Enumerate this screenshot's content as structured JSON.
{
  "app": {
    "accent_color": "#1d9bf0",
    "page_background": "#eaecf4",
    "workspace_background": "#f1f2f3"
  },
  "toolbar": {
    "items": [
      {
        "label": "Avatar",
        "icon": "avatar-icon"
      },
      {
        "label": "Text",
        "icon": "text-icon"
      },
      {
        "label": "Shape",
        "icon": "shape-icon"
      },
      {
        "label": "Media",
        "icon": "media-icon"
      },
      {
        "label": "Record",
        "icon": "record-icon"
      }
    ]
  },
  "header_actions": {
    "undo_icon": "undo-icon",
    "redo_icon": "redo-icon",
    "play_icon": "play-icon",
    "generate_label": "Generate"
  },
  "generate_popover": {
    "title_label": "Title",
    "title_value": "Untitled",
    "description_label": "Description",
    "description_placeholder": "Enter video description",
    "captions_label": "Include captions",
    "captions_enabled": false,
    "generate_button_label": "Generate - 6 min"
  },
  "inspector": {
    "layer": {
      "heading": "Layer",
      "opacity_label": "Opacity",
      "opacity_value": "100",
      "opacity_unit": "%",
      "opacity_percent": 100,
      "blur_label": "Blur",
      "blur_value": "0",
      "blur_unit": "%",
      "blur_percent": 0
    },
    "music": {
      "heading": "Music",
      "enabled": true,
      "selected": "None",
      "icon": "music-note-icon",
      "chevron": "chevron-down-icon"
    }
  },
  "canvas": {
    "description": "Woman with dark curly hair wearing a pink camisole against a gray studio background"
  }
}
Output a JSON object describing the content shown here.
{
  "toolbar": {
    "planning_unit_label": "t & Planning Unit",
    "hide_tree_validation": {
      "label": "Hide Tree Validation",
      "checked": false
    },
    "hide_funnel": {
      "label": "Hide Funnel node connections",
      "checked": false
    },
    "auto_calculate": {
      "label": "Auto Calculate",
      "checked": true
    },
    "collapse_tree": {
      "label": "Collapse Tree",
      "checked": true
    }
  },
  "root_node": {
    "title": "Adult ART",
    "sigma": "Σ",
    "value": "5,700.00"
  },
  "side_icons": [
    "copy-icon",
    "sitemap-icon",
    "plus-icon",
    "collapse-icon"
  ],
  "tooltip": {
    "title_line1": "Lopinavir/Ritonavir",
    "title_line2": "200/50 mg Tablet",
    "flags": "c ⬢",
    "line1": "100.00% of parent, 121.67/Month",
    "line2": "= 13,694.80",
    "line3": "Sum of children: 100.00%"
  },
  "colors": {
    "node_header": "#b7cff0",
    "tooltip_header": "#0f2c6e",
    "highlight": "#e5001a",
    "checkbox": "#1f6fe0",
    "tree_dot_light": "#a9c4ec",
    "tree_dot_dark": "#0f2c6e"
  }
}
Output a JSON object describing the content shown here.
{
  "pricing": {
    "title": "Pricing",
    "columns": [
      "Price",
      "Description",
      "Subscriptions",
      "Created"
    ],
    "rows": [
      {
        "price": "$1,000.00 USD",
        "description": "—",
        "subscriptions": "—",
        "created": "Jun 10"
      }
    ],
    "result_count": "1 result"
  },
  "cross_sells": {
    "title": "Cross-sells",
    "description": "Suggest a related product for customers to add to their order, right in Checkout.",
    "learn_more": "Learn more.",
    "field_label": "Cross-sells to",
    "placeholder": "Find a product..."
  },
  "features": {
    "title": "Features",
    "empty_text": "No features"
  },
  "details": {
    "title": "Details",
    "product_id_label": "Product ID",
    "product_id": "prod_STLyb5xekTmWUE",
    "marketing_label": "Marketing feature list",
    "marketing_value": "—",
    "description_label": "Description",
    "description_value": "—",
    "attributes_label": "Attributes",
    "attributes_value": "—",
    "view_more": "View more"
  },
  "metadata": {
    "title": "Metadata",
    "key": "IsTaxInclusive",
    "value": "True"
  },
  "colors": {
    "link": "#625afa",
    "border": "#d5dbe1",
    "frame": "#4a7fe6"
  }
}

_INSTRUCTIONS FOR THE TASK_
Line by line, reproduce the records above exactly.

_RESULT OF THIS EXERCISE_
Enumerate this screenshot's content as structured JSON.
{
  "app": {
    "accent_color": "#1d9bf0",
    "page_background": "#eaecf4",
    "workspace_background": "#f1f2f3"
  },
  "toolbar": {
    "items": [
      {
        "label": "Avatar",
        "icon": "avatar-icon"
      },
      {
        "label": "Text",
        "icon": "text-icon"
      },
      {
        "label": "Shape",
        "icon": "shape-icon"
      },
      {
        "label": "Media",
        "icon": "media-icon"
      },
      {
        "label": "Record",
        "icon": "record-icon"
      }
    ]
  },
  "header_actions": {
    "undo_icon": "undo-icon",
    "redo_icon": "redo-icon",
    "play_icon": "play-icon",
    "generate_label": "Generate"
  },
  "generate_popover": {
    "title_label": "Title",
    "title_value": "Untitled",
    "description_label": "Description",
    "description_placeholder": "Enter video description",
    "captions_label": "Include captions",
    "captions_enabled": false,
    "generate_button_label": "Generate - 6 min"
  },
  "inspector": {
    "layer": {
      "heading": "Layer",
      "opacity_label": "Opacity",
      "opacity_value": "100",
      "opacity_unit": "%",
      "opacity_percent": 100,
      "blur_label": "Blur",
      "blur_value": "0",
      "blur_unit": "%",
      "blur_percent": 0
    },
    "music": {
      "heading": "Music",
      "enabled": true,
      "selected": "None",
      "icon": "music-note-icon",
      "chevron": "chevron-down-icon"
    }
  },
  "canvas": {
    "description": "Woman with dark curly hair wearing a pink camisole against a gray studio background"
  }
}
Output a JSON object describing the content shown here.
{
  "toolbar": {
    "planning_unit_label": "t & Planning Unit",
    "hide_tree_validation": {
      "label": "Hide Tree Validation",
      "checked": false
    },
    "hide_funnel": {
      "label": "Hide Funnel node connections",
      "checked": false
    },
    "auto_calculate": {
      "label": "Auto Calculate",
      "checked": true
    },
    "collapse_tree": {
      "label": "Collapse Tree",
      "checked": true
    }
  },
  "root_node": {
    "title": "Adult ART",
    "sigma": "Σ",
    "value": "5,700.00"
  },
  "side_icons": [
    "copy-icon",
    "sitemap-icon",
    "plus-icon",
    "collapse-icon"
  ],
  "tooltip": {
    "title_line1": "Lopinavir/Ritonavir",
    "title_line2": "200/50 mg Tablet",
    "flags": "c ⬢",
    "line1": "100.00% of parent, 121.67/Month",
    "line2": "= 13,694.80",
    "line3": "Sum of children: 100.00%"
  },
  "colors": {
    "node_header": "#b7cff0",
    "tooltip_header": "#0f2c6e",
    "highlight": "#e5001a",
    "checkbox": "#1f6fe0",
    "tree_dot_light": "#a9c4ec",
    "tree_dot_dark": "#0f2c6e"
  }
}
Output a JSON object describing the content shown here.
{
  "pricing": {
    "title": "Pricing",
    "columns": [
      "Price",
      "Description",
      "Subscriptions",
      "Created"
    ],
    "rows": [
      {
        "price": "$1,000.00 USD",
        "description": "—",
        "subscriptions": "—",
        "created": "Jun 10"
      }
    ],
    "result_count": "1 result"
  },
  "cross_sells": {
    "title": "Cross-sells",
    "description": "Suggest a related product for customers to add to their order, right in Checkout.",
    "learn_more": "Learn more.",
    "field_label": "Cross-sells to",
    "placeholder": "Find a product..."
  },
  "features": {
    "title": "Features",
    "empty_text": "No features"
  },
  "details": {
    "title": "Details",
    "product_id_label": "Product ID",
    "product_id": "prod_STLyb5xekTmWUE",
    "marketing_label": "Marketing feature list",
    "marketing_value": "—",
    "description_label": "Description",
    "description_value": "—",
    "attributes_label": "Attributes",
    "attributes_value": "—",
    "view_more": "View more"
  },
  "metadata": {
    "title": "Metadata",
    "key": "IsTaxInclusive",
    "value": "True"
  },
  "colors": {
    "link": "#625afa",
    "border": "#d5dbe1",
    "frame": "#4a7fe6"
  }
}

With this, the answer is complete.